In the AWS realm, we get to outline these permissions via policies, with each user having a set of IAM credentials. These credentials can include a username-password combo (classic, right?) or access keys for programmatic access (we're looking at APIs here). And just like your Netflix profile, you might want to periodically change your password for security - an idea that's formalized in AWS as password rotation policies.

Password Complexity and the ‘I Forgot’ Dilemma

While on the subject of passwords, let's address the elephant in the room - password complexity. Now, I know it can be a real pain in the proverbial, trying to remember a password that looks like it's been encrypted already. (`1luvMyD0g$!’ anyone?).

In AWS terms, password policies dictate the complexity of the password. This includes requirements for the inclusion of upper and lower case letters, numbers, and special symbols, and, on top of that, a minimum length. Yep, AWS has turned your password into a cryptic crossword puzzle, and no, "password123" doesn't make the cut.

Multi-Factor Authentication (MFA): The Magic Charm

MFA is a fancy sounding term that basically asks you to prove your identity, not once, but twice. It's like a bouncer at a particularly exclusive club asking you to not just show your ID but also answer a trivia question. ("What's your mother's maiden name? Wrong! It's trick-question; we don't know your mother!").

In AWS, MFA provides an additional layer of security by requiring a second piece of evidence, either physical (like a fingerprint or a hardware device) or logical (like a piece of unique information only you know). Password: check. MFA code: check. Welcome to the exclusive AWS club!

Whirlwind Tour of Groups, Roles, and Policies

​Think of Groups as containing your favorite party people who share the same clearance level at the club – those who can get to the VIP section (and those who can't). Assigning users to groups streamlines access management, defining common policies for users performing similar tasks.

Roles are like temporary party passes granted to services that need to perform actions on your behalf. For instance, if your database needs access to your S3 bucket to fetch some data, instead of making the bucket public (a big no-no), you'd assign a role to the database with necessary permissions.

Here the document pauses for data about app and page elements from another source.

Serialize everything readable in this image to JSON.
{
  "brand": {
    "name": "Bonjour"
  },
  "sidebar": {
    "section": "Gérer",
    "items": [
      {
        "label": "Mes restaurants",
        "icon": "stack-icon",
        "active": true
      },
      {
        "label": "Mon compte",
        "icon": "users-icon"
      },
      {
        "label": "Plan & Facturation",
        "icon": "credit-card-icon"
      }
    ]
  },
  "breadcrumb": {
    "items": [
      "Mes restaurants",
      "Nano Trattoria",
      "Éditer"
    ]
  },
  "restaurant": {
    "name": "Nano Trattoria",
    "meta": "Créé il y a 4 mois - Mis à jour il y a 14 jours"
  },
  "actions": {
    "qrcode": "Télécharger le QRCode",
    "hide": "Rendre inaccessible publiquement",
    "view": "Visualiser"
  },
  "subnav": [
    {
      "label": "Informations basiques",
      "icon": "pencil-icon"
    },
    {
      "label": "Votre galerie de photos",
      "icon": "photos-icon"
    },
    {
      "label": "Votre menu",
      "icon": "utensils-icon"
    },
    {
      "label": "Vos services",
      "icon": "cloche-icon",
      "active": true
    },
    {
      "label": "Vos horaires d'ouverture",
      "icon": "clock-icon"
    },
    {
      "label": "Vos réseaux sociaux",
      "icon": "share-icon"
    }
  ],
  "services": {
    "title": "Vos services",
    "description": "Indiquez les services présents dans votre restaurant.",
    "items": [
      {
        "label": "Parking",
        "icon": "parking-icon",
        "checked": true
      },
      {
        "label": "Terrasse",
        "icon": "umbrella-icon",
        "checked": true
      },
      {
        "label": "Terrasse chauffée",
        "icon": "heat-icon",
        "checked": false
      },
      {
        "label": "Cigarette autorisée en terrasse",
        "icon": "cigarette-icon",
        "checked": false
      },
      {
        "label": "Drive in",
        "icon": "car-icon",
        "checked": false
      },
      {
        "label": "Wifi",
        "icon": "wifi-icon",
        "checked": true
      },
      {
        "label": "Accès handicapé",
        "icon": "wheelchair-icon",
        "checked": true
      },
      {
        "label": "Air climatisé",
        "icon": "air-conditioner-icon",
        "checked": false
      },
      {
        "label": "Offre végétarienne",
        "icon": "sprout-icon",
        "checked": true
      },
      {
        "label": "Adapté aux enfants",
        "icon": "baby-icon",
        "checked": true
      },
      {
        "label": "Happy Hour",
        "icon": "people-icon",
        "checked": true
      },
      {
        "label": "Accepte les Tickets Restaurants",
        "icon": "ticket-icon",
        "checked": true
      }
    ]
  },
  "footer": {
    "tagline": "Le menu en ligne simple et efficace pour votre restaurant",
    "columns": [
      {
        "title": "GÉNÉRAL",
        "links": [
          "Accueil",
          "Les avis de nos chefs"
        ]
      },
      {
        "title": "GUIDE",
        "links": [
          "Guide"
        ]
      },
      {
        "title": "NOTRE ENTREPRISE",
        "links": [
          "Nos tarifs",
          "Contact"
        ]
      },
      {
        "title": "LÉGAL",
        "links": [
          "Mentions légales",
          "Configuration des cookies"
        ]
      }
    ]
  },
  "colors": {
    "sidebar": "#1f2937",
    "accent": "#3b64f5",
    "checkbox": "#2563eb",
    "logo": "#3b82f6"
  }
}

A bit like sending your friend to fetch your jacket from the cloakroom.

Now, speaking of policies, these are like the club's rules and regulations. They determine the permissions for users, groups, and roles, setting forth who can do what. Managed policies take the burden off you by having AWS manage and update them, whereas custom policies allow you to take control and modify permissions as per your whim and fancy. Use them wisely: remember, with great power comes great responsibility!

The Almighty Root Account: Handle with Care!

Remember the ring from 'Lord of the Rings'? The root account is AWS's version of it - one account to rule them all. This account has complete, unrestricted access to all AWS services and resources, and losing its keys would mean losing your kingdom! Hence, it's recommended to limit its use to tasks that require full administrative rights. Just like you wouldn't use the ring unless it was your last option, right?

A root account can perform tasks that no other user can, such as closing an AWS account or restoring IAM user access. So, keep it safe, keep it secret.

Wrapping Up and Looking Forward

Whether you're navigating the AWS labyrinth for the first time or you're a seasoned veteran finding new corridors, the world of AWS access management is one of incredible depth and intricacy. From understanding user identities and password policies to mastering the power of roles and policies, there's a lot to master. But hopefully, with a little bit of cheeky humor and an in-depth exploration, we've managed to make this journey a little less daunting and a little more exciting. So, here's to a successful exam preparation and an AWS access management journey filled with discovery and fun!